Post Format

lombok, make this mess begone

Getters and setter used to be a real pain to write, nowadays you usually get them inserted into your code from your IDE. But Java can do better – and lombok is the tool to step in.

Back in the times when Java coding was done in a plain text editor, sticking to the JavaBean convention to hide your precious secret member variables away with getters and setters was more self-torture than coding fun. The eclipse project made many things easier in that respect: automatic java code generation for getters/setters in a gorgeous IDE reduced the pain of keeping your members private to a mere nuisance. But then again – wouldn’t it be cool to have all your accessors available without generating them? Or even without seeing them in your code? Or seen from a second perspective: what is the point of having code in your project that can literally be generated by a machine anyway because it’s just the same pattern over and over again? Even C# (starting with version 3.0) does better here: Auto-Implemented Properties solve exactly this problem in a clean and elegant fashion.

lombok to the rescue

This is where project lombok tries to step in. It mixes automagic background code generation with a couple of annotations to keep you in control – and this is all it takes to spare you the incredibly boring task of typing getters, setters, .equals(), .hashCode() and more. It can also take care of closing your resources – much like C#’s using statement – a feature that will be obsolete in Java 7, but can make your life easier until then. To achieve this, a number of annotations are provided in the single JAR file:


@Getter / @Setter
@ToString
@EqualsAndHashCode
@Data
@Cleanup
@Synchronized
@SneakyThrows

Let me give you just one example of how to use them:


public @Data class Contact
{
private String firstName;
private String lastName;
private String country;
private String city;
private String zip;
private String street;
}

Notice the @Data annotation in the class definition? That is all that it takes! In my opinion this is so much closer to what my code should look like than having at least 24 java coding style lines of getters and setters. The nice thing is: lombok actually generates these methods following standard JavaBean conventions and embeds them in the bytecode – so you can access them just as if you wrote them yourself (or had eclipse generate the source code for you). One consequence: writing data classes in java that can be serialized via JAXB or JSON has never been easier!

Making all this magic work in your eclipse projects is also dead simple: the lombok.jar contains an installer with a pretty GUI that starts up when you run the JAR as an executable. Just point the installer to your eclipse installation and it will take care of the rest.

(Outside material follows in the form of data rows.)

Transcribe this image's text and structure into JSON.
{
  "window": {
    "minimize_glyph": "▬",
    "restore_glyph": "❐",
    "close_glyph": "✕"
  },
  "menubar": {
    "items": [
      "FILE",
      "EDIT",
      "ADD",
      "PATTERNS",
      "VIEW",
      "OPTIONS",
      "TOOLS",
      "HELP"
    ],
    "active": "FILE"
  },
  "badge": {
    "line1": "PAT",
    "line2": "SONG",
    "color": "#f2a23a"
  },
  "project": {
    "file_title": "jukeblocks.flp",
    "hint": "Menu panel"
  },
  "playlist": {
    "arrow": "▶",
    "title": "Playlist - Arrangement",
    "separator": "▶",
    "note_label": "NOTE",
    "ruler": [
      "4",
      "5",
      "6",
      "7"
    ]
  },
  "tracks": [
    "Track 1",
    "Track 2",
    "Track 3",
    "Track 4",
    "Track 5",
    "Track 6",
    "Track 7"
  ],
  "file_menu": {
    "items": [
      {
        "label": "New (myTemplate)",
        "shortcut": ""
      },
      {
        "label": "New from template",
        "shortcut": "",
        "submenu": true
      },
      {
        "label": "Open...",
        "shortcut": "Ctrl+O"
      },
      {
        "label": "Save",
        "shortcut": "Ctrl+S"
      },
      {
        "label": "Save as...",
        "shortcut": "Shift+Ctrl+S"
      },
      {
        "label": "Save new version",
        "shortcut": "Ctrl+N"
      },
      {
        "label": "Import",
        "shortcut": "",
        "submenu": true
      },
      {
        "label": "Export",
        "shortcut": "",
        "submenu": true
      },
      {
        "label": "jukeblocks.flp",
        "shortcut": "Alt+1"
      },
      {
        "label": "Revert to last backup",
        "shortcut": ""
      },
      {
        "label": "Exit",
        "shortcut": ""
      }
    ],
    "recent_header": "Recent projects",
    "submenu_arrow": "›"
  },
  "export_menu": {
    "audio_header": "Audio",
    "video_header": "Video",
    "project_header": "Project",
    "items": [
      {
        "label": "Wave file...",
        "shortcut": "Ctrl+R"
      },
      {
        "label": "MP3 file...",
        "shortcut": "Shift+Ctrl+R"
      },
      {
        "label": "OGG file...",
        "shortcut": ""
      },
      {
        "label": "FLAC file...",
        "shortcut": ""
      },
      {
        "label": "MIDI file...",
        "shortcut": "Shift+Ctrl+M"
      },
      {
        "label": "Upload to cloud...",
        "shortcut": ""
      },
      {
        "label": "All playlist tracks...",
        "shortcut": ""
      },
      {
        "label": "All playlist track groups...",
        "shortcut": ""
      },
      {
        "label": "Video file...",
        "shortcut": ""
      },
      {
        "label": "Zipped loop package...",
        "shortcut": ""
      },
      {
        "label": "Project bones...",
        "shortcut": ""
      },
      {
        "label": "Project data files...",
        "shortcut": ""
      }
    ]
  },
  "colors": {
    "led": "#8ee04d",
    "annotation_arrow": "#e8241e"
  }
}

Afterwards you add the JAR to your projects’ buildpath and there you go: getters and setters magically popping up in eclipse’s “Outline View” once you type in the magic annotations!

lombok and maven

If you are a maven user and you can skip the step of manually including the lombok JAR by using the following snippets in your pom.xml:


<repository>
<id>projectlombok.org</id>
<url>http://projectlombok.org/mavenrepo</url>
</repository>


<dependency>
<groupId>org.projectlombok</groupId>
<artifactId>lombok</artifactId>
<version>0.9.2</version>
</dependency>

If this made you curious and you want to know more about project lombok then be sure to check out the demonstration video on the project’s homepage!

Happy (not-so-much-anymore) coding,

Alex

Author: 

Leave a Reply